Why You Should Cycle
A rising number of people are being diagnosed with obesity, type II diabetes and metabolic disorders, and these conditions have been linked to poor memory, learning ability and reasoning . Scientists and physicians are doing everything they can to improve the statistics
One suggested way to improve obesity rates in the U.S. has been to encourage bike riding, and indeed countries who have a high percentage of their populations using active transport methods, namely cycling, walking and the use of public transport, have the lowest incidences of obesity.
BDNF: A Vital Regulator
Exercise promotes the production of a factor in the brain called BDNF, which prevents brain cells from dying, induces the growth of new brain cells and connections, and supports brain functioning. It also helps regulate appetite - hence the possible link with obesity. Low levels of BDNF have been linked to Alzheimer’s, accelerated aging, poor neural development, neurotransmitter dysfunction, obesity, depression, and even schizophrenia.
Scientists have started looking at fun, practical forms of exercise which might help lower proportions of the population affected by obesity, with cycling being the clear winner. People can cycle to and from work and save money otherwise spent on gas or train tickets, and get fit simultaneously.
While BDNF levels were found to significantly increase in one study, where participants with metabolic syndrome or type II diabetes cycled indoors for 12 weeks, participants did not lose weight. The reasons for this may be that participants did not train for long enough, or their diets were not sufficiently healthy, or that they ate more to compensate for the calories burnt on the bike. In other words, exercise may not be enough to lose weight, but it is enough to raise BDNF levels .
Nearly every abnormal state of cognitive functioning is associated with lower levels of BDNF. While normalization of levels may not fully cure or prevent any diseases, having normal levels is associated with increased cognitive performance and better overall brain functioning among those who have certain diseases.
Cycling Improves Concentration
Activities which require balance, quick reactions, and decision-making skills - martial arts, gymnastics and cycling - are the best forms of exercise to control ADHD in children, says psychologist David Conant-Norville, and it seems that cycling may help adults too. In one study, participants who did short but complex exercises were 40 percent more likely to solve a puzzle that participants who did not get moving.
Stress and Anxiety

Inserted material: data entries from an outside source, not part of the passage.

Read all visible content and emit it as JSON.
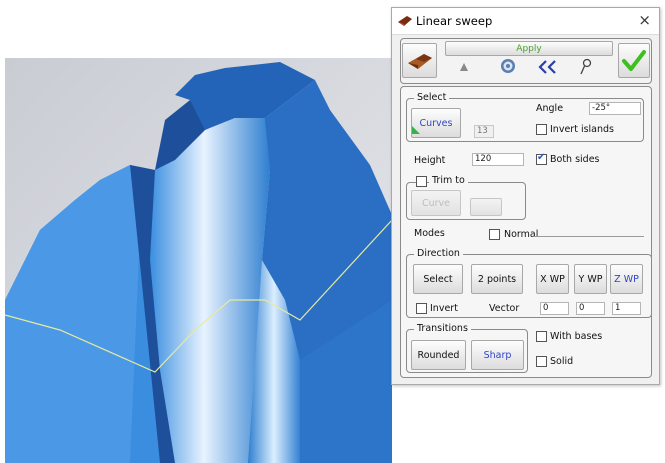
{
  "window": {
    "title": "Linear sweep",
    "close_symbol": "×"
  },
  "toolbar": {
    "apply_label": "Apply",
    "icons": [
      "profile-shape-icon",
      "triangle-tool-icon",
      "settings-gear-icon",
      "double-chevron-left-icon",
      "magnifier-icon",
      "checkmark-icon"
    ]
  },
  "select": {
    "group_label": "Select",
    "curves_button": "Curves",
    "count": "13",
    "angle_label": "Angle",
    "angle_value": "-25°",
    "invert_islands_label": "Invert islands",
    "invert_islands_checked": false
  },
  "height": {
    "label": "Height",
    "value": "120",
    "both_sides_label": "Both sides",
    "both_sides_checked": true
  },
  "trim": {
    "label": "Trim to",
    "checked": false,
    "curve_button": "Curve"
  },
  "modes": {
    "label": "Modes",
    "normal_label": "Normal",
    "normal_checked": false
  },
  "direction": {
    "label": "Direction",
    "select_button": "Select",
    "two_points_button": "2 points",
    "xwp_button": "X WP",
    "ywp_button": "Y WP",
    "zwp_button": "Z WP",
    "invert_label": "Invert",
    "invert_checked": false,
    "vector_label": "Vector",
    "vector": [
      "0",
      "0",
      "1"
    ]
  },
  "transitions": {
    "label": "Transitions",
    "rounded_button": "Rounded",
    "sharp_button": "Sharp"
  },
  "with_bases_label": "With bases",
  "with_bases_checked": false,
  "solid_label": "Solid",
  "solid_checked": false,
  "colors": {
    "accent": "#2f45c8",
    "check_green": "#3fbf1f",
    "surface_blue": "#2f7fd0"
  }
}
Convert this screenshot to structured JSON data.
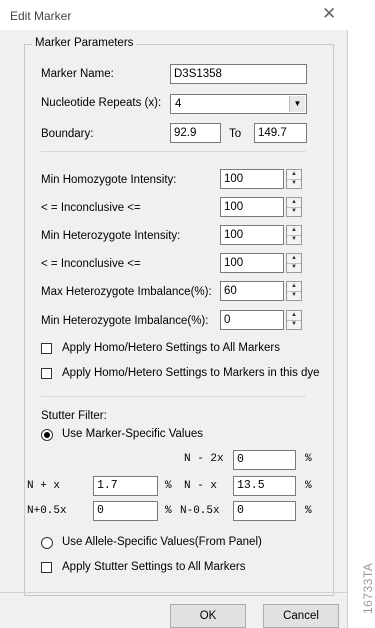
{
  "window": {
    "title": "Edit Marker",
    "close_glyph": "✕"
  },
  "group": {
    "title": "Marker Parameters"
  },
  "marker_name": {
    "label": "Marker Name:",
    "value": "D3S1358"
  },
  "repeats": {
    "label": "Nucleotide Repeats (x):",
    "value": "4"
  },
  "boundary": {
    "label": "Boundary:",
    "from": "92.9",
    "to_label": "To",
    "to": "149.7"
  },
  "intensity": {
    "min_homo_label": "Min Homozygote Intensity:",
    "min_homo": "100",
    "homo_inc_label": "< =  Inconclusive  <=",
    "homo_inc": "100",
    "min_hetero_label": "Min Heterozygote Intensity:",
    "min_hetero": "100",
    "hetero_inc_label": "< =  Inconclusive  <=",
    "hetero_inc": "100",
    "max_imb_label": "Max Heterozygote Imbalance(%):",
    "max_imb": "60",
    "min_imb_label": "Min Heterozygote Imbalance(%):",
    "min_imb": "0"
  },
  "checks": {
    "apply_all": "Apply Homo/Hetero Settings to All Markers",
    "apply_dye": "Apply Homo/Hetero Settings to Markers in this dye"
  },
  "stutter": {
    "label": "Stutter Filter:",
    "radio_marker": "Use Marker-Specific Values",
    "n_minus_2x_label": "N - 2x",
    "n_minus_2x": "0",
    "pct1": "%",
    "n_plus_x_label": "N + x",
    "n_plus_x": "1.7",
    "pct2": "%",
    "n_minus_x_label": "N - x",
    "n_minus_x": "13.5",
    "pct3": "%",
    "n_plus_05x_label": "N+0.5x",
    "n_plus_05x": "0",
    "pct4": "%",
    "n_minus_05x_label": "N-0.5x",
    "n_minus_05x": "0",
    "pct5": "%",
    "radio_allele": "Use Allele-Specific Values(From Panel)",
    "apply_all": "Apply Stutter Settings to All Markers"
  },
  "buttons": {
    "ok": "OK",
    "cancel": "Cancel"
  },
  "side_code": "16733TA"
}
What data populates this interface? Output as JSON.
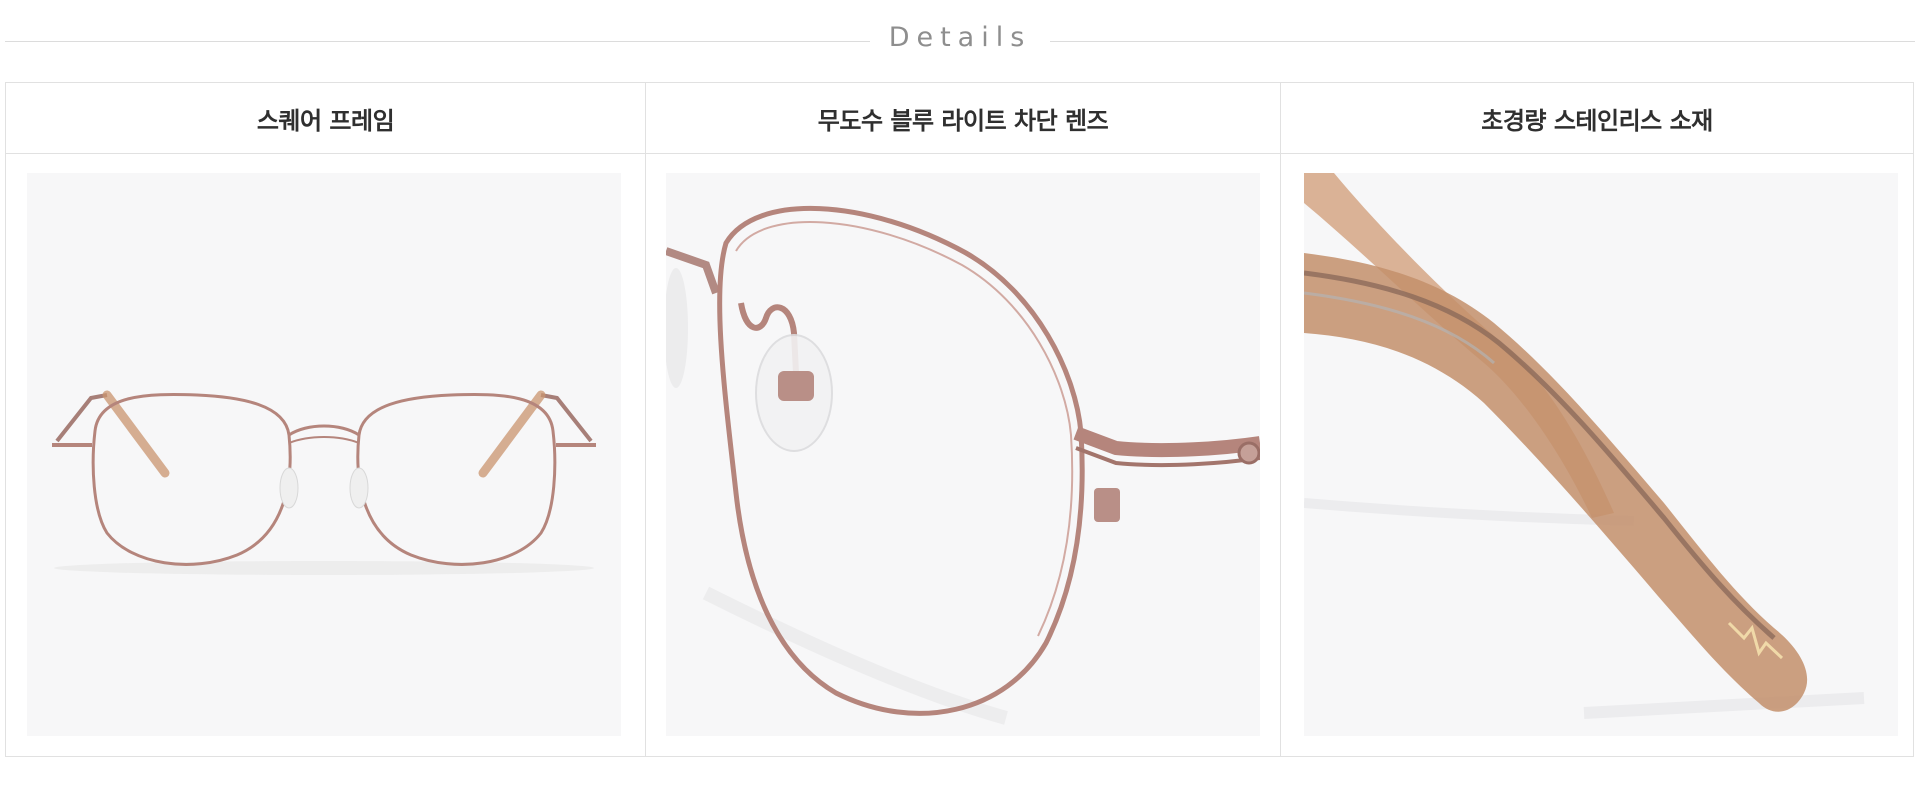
{
  "header": {
    "title": "Details"
  },
  "columns": [
    {
      "label": "스퀘어 프레임",
      "image": "front-view-of-rose-gold-round-glasses"
    },
    {
      "label": "무도수 블루 라이트 차단 렌즈",
      "image": "close-up-of-lens-and-nose-pad"
    },
    {
      "label": "초경량 스테인리스 소재",
      "image": "close-up-of-temple-tip"
    }
  ],
  "colors": {
    "frame": "#b5857c",
    "temple": "#c7926d",
    "heading": "#2f2f2f",
    "title": "#8e8e8e",
    "border": "#e1e1e1",
    "photo_bg": "#f7f7f8"
  }
}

Research shows that intense exercise dampens the chances of developing anxiety and depression and that some patients have been able to quit antidepressant therapy altogether. In a study at the University of Southern Mississippi, participants who suffered from generalized anxiety disorder and exercised at 60 to 90 percent of their maximum heart rate three times a week for 20 minutes say significant decreases in anxiety sensitivity and fear only after 2 workouts. Further research has indicated that people who get regular vigorous exercise are less likely to develop anxiety or depression.
Matthew Stults-Kolehmainen, Ph.D., a kinesiologist at the Yale Stress Center says that raising your heart rate can actually reverse damage to the brain brought about by stressful events. Stress atrophies the brain, in particular, the hippocampus, which is responsible for many functions - especially memory. When you get stressed, you cannot remember things.
Exercise, however, promotes the production of brain hormones which actually improve cognitive function, elevate mood and encourage learning. Exercise is encouraged by physicians worldwide to improve mood and lessen the risk of developing anxiety .
Get on Your Bike
Petrol for your car damages the environment encourages a sedentary lifestyle, and many times traveling by car is much slower than cycling. Get a bike, and try commuting to work or your nearby shops to run errands, and see how you like it. The most commonly cited obstacle to cycling is traffic, but with governments worldwide pouring more money into safe bikeways and cycling infrastructure, the situation is only going to improve. Cycling will boost your brainpower, and compliment your brain training efforts.
 Reaven, G., Thompson, L., Nahum, D. & Haskins, E. (1990) Relationship between hyperglycemia and cognitive function in older NIDDM patients. Diabetes Care, 13, 16-21.
 Tsai, S, Chan, Y, Liang, F, Hsu, C. & Lee, I. (2015) Brain derived neurotrophic factor correlated with muscle strength in subjects undergoing stationary bicycle exercise training. Diabetes and its Complications. 29(3) 367-371.
 Otto, M. & Jasper, A. (2011) Exercise for mood and anxiety, proven strategies for overcoming depression and enhancing well-being. Oxford University Press, 2011.